These sentiments have been backed up by the recently released Lowy Institute report that is, frankly, damning of DFAT and its minister. The report speaks of a broken department and a grossly inadequate diplomatic footprint with too few international posts and too many bureaucrats in Canberra. Indeed, the report states that Australia has about 89 embassies and consulates compared to the OECD average of over 150. In the light of such numbers the report puts up one can only assume that Lowy has got it right—that it is grossly and utterly inadequate. Morocco has an embassy in Australia, yet our footprint in Africa is slight, to say the very least.

The report notes that there is exceptionally low foreign language capability. Less than a quarter of DFAT staff speak a second language and less than 10 per cent speak an Asian language. Minister Rudd's obsession with obtaining a place on the UN Security Council is debilitating an already overstretched department, which is failing to meet even basic demands. That is what the Lowy Institute report states. Despite some improvements at the margins, DFAT still faces serious shortfalls. The Lowy report states:

Unless these deficiencies are remedied, our economic, political and security interests could be seriously jeopardised.

Those are frightening words from an independent report looking at the Department of Foreign Affairs and Trade under the stewardship of this Labor government.

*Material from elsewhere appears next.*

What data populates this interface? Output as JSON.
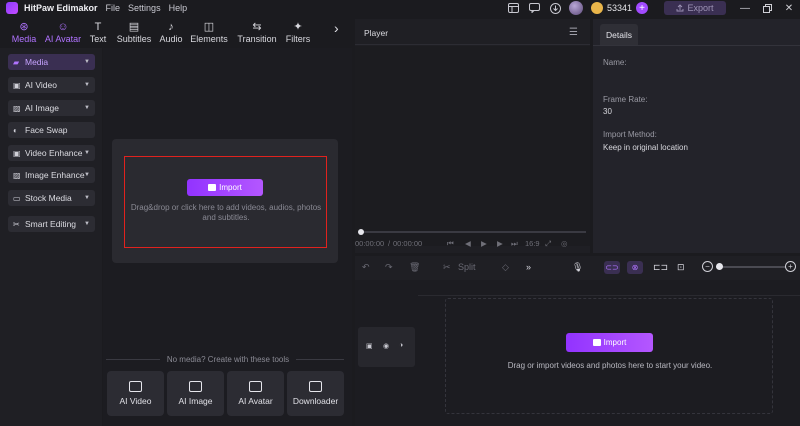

I repeat, the report says:

Unless these deficiencies are remedied, our economic, political and security interests could be seriously jeopardised.

With 747 Kev flying around the world at twice the rate of any commensurable minister in the history of our nation, we still have an independent report saying that our interests could be seriously jeopardised. The report continues:

For a highly globalised country facing a more challenging external environment, Australia's diplomatic footprint remains too limited.

I am sure Prime Minister Gillard is more than happy for Foreign Minister Rudd to be travelling around the world and, frankly, not in Australia. It takes more than just flying in and flying out, Foreign Minister Rudd, to maintain close relationships with other nation states. The Lowy Institute poll goes on to say the real opportunity far exceeds the $23 million cost. I commend the report to the House. I ask the government to correct the deficiencies before it is too late. (Time expired)